Trade Minister Ed Fast said Wednesday the Canadian government was "disappointed" to learn the new proposed $447 billion spending bill from President Barack Obama would resurrect protectionist measures.
Fast said he would have appreciated a heads-up from the White House, particularly after Ottawa fought for over a year to secure a Canada exemption to the Buy American provisions in the previous US$900-billion stimulus in 2009.
"There's no obligation on the Obama administration to give us advanced notice, but obviously it would have helped," Fast said in a telephone interview.
"I'm disappointed that after the strong case we made that putting up barriers is counter-productive, they've now gone back to the well and resurrected that approach."
Protectionist barriers between the two countries makes no sense given the close integration of the North American economy and would cost both countries jobs and efficiencies, he said.
The 2010 compromise agreement between the two countries gave a waiver to Canadian suppliers in exchange for a commitment by Canadian provinces they would not discriminate against U.S. contractors. Although the two sides continue exploring a permanent arrangement on government procurement, the deal does not apply to the second round of stimulus being proposed by Obama.
But Fast said he has invoked a provision in the 2010 agreement for fast-track consultations on future disputes.
"We have initiated the fast-track consultations that were contemplated under the previous agreement ... and we're hoping saner heads prevail."
Fast said his officials are currently mapping out strategy on how to proceed, but Jayson Myers, head of the Canadian Manufacturers and Exporters, said his understanding is that direct contacts with U.S. officials could begin within days.
Myers said Canada has several advantages in talks this time that might lead to a quicker resolution.
"We have a fast-track consultation procedure and that's very important. The second thing is that the arguments around this are exactly the same, so if it made sense two years ago, it makes sense today."
He added that the Republican-dominated Congress is more likely to favour free trade than in 2009, when Democrats ruled both houses of the legislature.
The issues in the current bill are almost identical to what Canadian exporters faced two years ago.
Section 4 of the proposed bill, titled — "Buy American — Use of American Iron, Steel and Manufactured Goods" — contains a directive that none of the government money may be used for "the construction, alteration, maintenance, or repair of a public building or public work unless all of the iron, steel and manufactured goods used in the project are produced in the United States."
The provision likely would apply to more than US$100 billion to be directed toward the renovation of schools, the construction of roads and bridges and improving transit.
Myers said it is impossible to predict how much business Canadian suppliers could lose out on, but said a benchmark is seven to 10 per cent, or $700 million to $1 billion.
The bill does state the jobs stimulus package must be "consistent with United States obligations under international agreements," an exemption that was also contained in the original stimulus law two years ago.
And it would allow foreign participation in cases where excluding them raises project costs by more than 25 per cent.
In the previous dispute, analysts estimated Canadian suppliers likely lost on billions of dollars of U.S. government infrastructure procurement.

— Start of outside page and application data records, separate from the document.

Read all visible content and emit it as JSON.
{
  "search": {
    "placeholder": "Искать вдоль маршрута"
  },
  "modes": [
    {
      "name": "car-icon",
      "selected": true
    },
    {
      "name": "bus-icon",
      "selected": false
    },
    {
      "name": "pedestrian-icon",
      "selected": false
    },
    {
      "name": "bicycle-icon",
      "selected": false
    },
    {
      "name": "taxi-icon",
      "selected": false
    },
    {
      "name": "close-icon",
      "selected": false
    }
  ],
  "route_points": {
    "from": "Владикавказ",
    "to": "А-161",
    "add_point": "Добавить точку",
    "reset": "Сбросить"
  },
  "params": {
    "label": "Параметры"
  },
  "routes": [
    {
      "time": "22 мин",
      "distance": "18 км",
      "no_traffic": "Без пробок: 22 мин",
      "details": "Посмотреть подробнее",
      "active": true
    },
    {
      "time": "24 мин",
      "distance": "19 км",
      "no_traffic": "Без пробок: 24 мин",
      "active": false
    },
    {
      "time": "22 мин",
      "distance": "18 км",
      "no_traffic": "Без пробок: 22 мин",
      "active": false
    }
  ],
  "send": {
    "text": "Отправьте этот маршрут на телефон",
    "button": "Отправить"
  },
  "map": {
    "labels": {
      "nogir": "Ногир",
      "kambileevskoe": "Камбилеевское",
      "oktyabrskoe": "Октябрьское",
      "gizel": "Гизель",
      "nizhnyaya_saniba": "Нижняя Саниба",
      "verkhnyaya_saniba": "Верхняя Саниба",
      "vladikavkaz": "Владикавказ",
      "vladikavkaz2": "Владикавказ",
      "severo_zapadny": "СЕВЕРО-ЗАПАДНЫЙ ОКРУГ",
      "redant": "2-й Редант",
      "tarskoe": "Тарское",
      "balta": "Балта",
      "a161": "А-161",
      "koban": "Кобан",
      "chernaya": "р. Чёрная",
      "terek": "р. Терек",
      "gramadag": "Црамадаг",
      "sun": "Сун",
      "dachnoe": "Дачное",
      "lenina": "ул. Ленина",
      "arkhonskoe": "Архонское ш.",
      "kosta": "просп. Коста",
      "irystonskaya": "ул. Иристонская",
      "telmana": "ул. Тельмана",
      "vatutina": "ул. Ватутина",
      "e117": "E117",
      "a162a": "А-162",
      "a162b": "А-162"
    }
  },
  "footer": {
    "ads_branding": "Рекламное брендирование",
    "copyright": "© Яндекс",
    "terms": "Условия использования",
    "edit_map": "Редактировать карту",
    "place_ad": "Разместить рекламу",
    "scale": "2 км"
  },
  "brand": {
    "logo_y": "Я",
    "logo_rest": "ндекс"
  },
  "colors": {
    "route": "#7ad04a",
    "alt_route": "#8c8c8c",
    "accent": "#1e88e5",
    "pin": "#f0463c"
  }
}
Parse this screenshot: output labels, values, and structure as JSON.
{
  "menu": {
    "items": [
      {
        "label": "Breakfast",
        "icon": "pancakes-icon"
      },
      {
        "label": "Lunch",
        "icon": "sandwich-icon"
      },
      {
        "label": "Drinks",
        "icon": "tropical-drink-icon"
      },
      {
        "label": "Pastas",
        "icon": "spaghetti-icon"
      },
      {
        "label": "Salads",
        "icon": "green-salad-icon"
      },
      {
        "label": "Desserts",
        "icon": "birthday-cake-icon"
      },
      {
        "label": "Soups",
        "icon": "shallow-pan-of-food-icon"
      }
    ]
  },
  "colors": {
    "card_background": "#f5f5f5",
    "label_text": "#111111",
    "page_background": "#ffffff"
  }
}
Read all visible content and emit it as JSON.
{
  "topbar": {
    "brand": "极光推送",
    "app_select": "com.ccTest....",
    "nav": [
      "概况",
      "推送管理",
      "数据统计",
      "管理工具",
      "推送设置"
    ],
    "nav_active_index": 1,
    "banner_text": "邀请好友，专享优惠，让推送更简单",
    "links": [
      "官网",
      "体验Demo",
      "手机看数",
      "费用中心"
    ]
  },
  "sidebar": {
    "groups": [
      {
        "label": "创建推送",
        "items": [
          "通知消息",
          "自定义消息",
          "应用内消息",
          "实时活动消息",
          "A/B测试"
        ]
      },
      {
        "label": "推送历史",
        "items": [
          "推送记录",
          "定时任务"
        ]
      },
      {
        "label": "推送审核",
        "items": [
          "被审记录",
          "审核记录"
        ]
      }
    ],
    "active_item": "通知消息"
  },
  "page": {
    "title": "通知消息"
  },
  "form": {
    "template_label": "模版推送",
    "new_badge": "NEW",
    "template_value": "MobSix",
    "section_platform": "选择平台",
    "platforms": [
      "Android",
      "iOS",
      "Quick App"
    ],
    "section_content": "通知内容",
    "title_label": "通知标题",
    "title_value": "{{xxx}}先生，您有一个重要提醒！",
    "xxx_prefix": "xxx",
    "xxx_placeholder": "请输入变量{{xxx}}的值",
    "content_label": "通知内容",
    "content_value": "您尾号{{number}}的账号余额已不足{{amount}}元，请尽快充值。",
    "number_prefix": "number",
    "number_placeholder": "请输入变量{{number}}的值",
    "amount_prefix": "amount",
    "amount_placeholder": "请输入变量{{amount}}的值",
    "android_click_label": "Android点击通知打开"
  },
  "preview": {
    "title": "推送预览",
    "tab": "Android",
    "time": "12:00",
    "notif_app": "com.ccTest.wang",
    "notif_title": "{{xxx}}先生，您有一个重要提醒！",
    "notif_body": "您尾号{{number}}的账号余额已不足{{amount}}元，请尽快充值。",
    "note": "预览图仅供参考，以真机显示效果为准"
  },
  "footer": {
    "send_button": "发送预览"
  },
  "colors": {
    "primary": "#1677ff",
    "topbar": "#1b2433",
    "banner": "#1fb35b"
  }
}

Suppliers of everything from steel and sewers to metals, pipe and construction materials, were affected.
Some of the most dramatic examples that came to light included a Toronto company that had its plastic piping ripped out of a project in California.
A Halton, Ont. company also complained publicly that it was being shut out of bidding for work and had briefly contemplated moving south of the border to comply with the new rules.
While the examples were anecdotal, the Federation of Canadian Municipalities became so incensed by the law that it passed a resolution to discriminate against U.S. suppliers in their procurement unless a solution was worked out.
NDP critic Robert Chisholm was critical of the Harper government for trying to score "political points" in the current dispute. He said that "nation states have a right to make decisions they think is going to best serve their population." He notes that Ontario is trying to maximize local participation in spending on the Green Plan.
But Fast rejected the approach. Protection hurts economies in the long run, and winds up costing rather than creating jobs, he said.
"Any time we erect barriers we negatively impact our economic prosperity," he said.
The new protectionist measures come at a time when Canada and the U.S. are believed to be close to signing a new expanded arrangement to allow more secure flow of goods across the border along with stepped up security